Oh, yes, waiting for women, often it has ended so: alone with the purest emotion, the most distilled sentiment, fed only by the fire of the imagination and unsullied by actuality. At other times, of course, the woman has come, and desire been quenched; yet something else, some mystery, is also extinguished, and afterwards there comes that other emptiness, that cold doubt...all is as it should be, but all is not enough. Some wish, less personally directed or motivated remains; perhaps for more cogent immolation. The solitude then is deeper, the fear--that nothing is important--greater. The tender embrace suddenly become the ghost touch of a mirage. The dream of a perfect moment, the waiting for it, is often better than its arrival; for it is then that illusions are shattered.

Yes, and there has been waiting for stories before; when my share have come to me, it has not been in a single incandescent moment, but in hours of writing where time is a physical, rather than a spiritual constraint. And afterwards? Afterwards, like the sex, when it is done, a chapter closed, it no longer seems to be of importance.
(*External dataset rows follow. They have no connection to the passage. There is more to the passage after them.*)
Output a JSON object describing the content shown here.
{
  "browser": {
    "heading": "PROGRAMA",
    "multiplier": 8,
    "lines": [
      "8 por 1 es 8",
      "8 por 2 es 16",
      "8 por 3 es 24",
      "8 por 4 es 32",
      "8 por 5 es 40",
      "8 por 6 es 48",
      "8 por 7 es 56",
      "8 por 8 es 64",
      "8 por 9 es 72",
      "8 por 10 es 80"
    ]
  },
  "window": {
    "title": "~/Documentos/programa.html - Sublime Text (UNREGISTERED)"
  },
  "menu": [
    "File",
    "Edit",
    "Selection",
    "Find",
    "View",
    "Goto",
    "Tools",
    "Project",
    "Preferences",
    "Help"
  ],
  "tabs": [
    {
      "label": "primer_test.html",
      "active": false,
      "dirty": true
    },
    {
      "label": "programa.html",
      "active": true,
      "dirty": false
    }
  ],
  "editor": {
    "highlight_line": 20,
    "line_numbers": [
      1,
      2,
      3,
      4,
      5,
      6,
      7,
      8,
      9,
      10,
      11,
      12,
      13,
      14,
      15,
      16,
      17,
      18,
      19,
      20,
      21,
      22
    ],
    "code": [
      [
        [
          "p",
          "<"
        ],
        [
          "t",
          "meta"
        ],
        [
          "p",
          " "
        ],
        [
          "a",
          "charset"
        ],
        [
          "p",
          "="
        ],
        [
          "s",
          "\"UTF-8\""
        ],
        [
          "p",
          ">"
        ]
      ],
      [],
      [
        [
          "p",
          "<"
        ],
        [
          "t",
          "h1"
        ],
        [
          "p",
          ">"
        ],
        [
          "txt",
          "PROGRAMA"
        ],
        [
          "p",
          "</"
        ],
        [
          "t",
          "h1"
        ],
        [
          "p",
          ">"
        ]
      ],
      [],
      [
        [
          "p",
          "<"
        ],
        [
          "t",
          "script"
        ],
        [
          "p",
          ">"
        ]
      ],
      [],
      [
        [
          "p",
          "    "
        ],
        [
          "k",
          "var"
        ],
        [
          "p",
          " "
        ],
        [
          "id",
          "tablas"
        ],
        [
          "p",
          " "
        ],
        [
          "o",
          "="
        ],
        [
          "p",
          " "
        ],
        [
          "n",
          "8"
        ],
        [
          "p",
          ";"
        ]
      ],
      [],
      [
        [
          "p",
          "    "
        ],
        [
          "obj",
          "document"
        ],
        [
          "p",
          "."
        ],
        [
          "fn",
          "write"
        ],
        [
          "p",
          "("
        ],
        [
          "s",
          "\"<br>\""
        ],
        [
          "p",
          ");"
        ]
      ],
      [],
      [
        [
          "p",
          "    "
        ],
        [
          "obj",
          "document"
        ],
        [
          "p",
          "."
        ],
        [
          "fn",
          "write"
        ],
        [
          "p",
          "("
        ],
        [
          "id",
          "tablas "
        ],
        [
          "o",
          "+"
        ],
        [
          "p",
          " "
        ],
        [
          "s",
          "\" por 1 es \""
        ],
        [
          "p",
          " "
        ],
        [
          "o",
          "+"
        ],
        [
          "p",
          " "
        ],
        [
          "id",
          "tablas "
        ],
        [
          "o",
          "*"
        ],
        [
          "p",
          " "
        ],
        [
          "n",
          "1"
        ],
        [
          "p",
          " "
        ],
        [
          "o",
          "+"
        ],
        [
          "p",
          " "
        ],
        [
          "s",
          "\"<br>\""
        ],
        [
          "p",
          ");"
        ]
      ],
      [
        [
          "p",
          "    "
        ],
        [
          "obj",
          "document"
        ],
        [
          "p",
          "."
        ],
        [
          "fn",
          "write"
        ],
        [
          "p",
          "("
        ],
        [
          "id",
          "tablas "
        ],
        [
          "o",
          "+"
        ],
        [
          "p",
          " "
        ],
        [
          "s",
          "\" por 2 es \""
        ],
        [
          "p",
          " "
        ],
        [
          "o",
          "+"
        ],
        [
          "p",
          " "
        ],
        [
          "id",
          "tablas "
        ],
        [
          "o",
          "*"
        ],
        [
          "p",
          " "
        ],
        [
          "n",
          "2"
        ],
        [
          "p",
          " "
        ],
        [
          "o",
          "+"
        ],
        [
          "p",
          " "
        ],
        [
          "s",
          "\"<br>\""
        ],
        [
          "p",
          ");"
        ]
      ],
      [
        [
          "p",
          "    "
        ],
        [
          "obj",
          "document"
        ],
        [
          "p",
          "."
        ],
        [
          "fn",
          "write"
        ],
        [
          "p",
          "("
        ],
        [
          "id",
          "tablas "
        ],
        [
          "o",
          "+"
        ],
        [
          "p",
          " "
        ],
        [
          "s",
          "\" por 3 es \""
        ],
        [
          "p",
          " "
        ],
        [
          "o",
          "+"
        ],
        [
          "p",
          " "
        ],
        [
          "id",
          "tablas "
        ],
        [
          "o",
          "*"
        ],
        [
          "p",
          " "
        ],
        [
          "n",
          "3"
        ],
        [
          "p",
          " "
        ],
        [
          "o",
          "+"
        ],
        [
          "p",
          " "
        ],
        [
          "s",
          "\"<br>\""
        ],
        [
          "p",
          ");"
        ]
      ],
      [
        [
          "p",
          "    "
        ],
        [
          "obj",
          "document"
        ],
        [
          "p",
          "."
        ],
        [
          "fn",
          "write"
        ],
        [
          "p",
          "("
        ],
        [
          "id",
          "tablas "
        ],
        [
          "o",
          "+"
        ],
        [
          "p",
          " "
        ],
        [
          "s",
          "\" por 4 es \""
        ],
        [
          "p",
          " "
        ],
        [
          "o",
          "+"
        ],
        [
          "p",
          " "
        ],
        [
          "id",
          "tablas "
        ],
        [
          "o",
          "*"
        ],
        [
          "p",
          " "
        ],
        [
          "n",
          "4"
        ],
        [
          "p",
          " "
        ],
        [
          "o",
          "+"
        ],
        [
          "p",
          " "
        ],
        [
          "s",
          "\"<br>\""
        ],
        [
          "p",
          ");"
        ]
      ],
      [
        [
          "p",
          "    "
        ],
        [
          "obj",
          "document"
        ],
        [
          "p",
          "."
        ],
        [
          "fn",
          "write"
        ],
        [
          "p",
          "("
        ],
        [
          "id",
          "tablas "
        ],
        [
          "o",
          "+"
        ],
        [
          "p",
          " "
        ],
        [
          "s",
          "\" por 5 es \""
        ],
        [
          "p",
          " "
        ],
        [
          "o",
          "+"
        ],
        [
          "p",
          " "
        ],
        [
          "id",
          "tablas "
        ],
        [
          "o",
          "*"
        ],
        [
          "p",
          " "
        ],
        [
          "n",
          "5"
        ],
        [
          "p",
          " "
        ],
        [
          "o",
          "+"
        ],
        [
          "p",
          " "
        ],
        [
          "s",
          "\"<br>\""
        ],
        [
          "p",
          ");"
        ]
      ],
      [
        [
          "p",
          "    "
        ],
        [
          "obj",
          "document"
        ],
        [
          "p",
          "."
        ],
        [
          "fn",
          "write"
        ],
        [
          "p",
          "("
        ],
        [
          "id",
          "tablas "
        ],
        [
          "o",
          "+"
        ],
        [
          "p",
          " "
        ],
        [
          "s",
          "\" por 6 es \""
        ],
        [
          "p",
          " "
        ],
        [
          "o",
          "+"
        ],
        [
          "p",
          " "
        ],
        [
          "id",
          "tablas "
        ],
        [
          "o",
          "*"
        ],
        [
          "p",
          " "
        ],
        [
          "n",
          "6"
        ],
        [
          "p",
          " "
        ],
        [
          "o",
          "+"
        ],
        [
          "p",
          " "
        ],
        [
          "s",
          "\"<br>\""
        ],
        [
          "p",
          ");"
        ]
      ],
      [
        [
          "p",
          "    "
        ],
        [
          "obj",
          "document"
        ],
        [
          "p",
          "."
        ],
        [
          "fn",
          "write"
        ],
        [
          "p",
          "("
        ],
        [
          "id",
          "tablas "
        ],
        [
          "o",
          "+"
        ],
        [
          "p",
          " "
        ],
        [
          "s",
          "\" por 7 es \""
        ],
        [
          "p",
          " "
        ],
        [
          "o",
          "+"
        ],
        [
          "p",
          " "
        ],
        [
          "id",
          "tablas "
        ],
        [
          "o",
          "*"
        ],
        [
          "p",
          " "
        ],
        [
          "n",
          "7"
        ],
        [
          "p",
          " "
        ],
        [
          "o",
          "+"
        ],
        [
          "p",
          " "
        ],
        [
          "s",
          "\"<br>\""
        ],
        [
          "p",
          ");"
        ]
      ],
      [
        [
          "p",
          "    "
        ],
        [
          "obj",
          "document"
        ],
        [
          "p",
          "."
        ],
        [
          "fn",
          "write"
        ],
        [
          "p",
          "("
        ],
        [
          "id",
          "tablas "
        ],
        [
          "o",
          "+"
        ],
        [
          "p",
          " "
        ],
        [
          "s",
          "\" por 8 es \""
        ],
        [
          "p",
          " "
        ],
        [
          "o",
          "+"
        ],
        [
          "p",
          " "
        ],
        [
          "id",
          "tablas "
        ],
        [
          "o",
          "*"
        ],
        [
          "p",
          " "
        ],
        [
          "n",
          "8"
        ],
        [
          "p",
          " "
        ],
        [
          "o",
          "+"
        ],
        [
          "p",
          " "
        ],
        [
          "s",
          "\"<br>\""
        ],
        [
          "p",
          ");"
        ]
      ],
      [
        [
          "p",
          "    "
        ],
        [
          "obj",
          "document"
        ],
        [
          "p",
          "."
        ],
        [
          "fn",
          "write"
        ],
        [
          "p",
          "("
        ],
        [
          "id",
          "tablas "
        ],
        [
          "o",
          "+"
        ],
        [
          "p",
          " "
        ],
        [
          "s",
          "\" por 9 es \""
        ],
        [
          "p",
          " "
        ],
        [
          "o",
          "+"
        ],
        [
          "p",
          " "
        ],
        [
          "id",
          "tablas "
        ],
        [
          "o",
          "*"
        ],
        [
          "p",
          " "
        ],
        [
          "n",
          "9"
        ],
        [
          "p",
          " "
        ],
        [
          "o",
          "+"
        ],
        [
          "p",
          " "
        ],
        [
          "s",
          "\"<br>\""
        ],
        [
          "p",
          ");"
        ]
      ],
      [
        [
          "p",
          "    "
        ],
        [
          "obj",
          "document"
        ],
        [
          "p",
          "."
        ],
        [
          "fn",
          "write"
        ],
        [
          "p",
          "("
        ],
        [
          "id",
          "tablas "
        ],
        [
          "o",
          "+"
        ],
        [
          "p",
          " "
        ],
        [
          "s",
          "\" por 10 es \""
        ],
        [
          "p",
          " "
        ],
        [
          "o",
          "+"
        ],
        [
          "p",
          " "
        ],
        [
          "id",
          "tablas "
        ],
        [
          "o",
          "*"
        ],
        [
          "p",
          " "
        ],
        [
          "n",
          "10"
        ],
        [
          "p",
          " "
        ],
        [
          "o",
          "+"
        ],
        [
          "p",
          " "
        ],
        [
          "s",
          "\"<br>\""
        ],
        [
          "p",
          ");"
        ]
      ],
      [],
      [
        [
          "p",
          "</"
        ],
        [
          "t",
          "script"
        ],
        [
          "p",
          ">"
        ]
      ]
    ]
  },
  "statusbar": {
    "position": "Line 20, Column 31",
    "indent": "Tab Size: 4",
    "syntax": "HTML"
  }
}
Always, I am nostalgic for the moment when it was neither here nor there, when it was still only the pure germ of an idea in my head, for all the dull pain of striving, wanting, waiting it caused me. The ``work'' towards which i try to be dutiful, of which I am so jealous, is merely the copying down of that idea, stretched in the sand, before the ocean of time closes on and eradicates it.

Still we wait. So we all wait through our days for one moment of passion, knowledge, enlightenment. We recognise trivia and ritual, but are unable to relinquish them; we yearn only half-comprehendingly. From time to time, in the course of brief walks outside self-obsession, we receive signals and signs, but rarely take them to heart. Instead we wait for one moment of vision: an instant in the wake of which all instants, whichever way it goes or is or will be, will be of no importance. Perhaps, for a few of us, it will be the perfect story, the perfect orgasm, the perfect death. For most, there will probably be disappointment in the end, and anticlimax. But there is something in the waiting, the will and effort which it requires, which must be at least as valuable as the ecstasy or mindlessness which finishes it?'

So there he is. He has been waiting for a story: it could have been a song, a poem, a painting. It could have been a plan--how to make himself a millionaire, or how to hijack an aircraft, or how he would blow away an airport. It could have been his suicide. Does it have to be something so dramatic, just because the thoughts are here on paper?

And now, at the end of it, has he wasted his day? He has lived it. On what terms are we to judge that?




Russian Peter Hammill / Van der Graaf Generator Page
Sergey Petrushanko hammillru@mail.ru, 1998-2017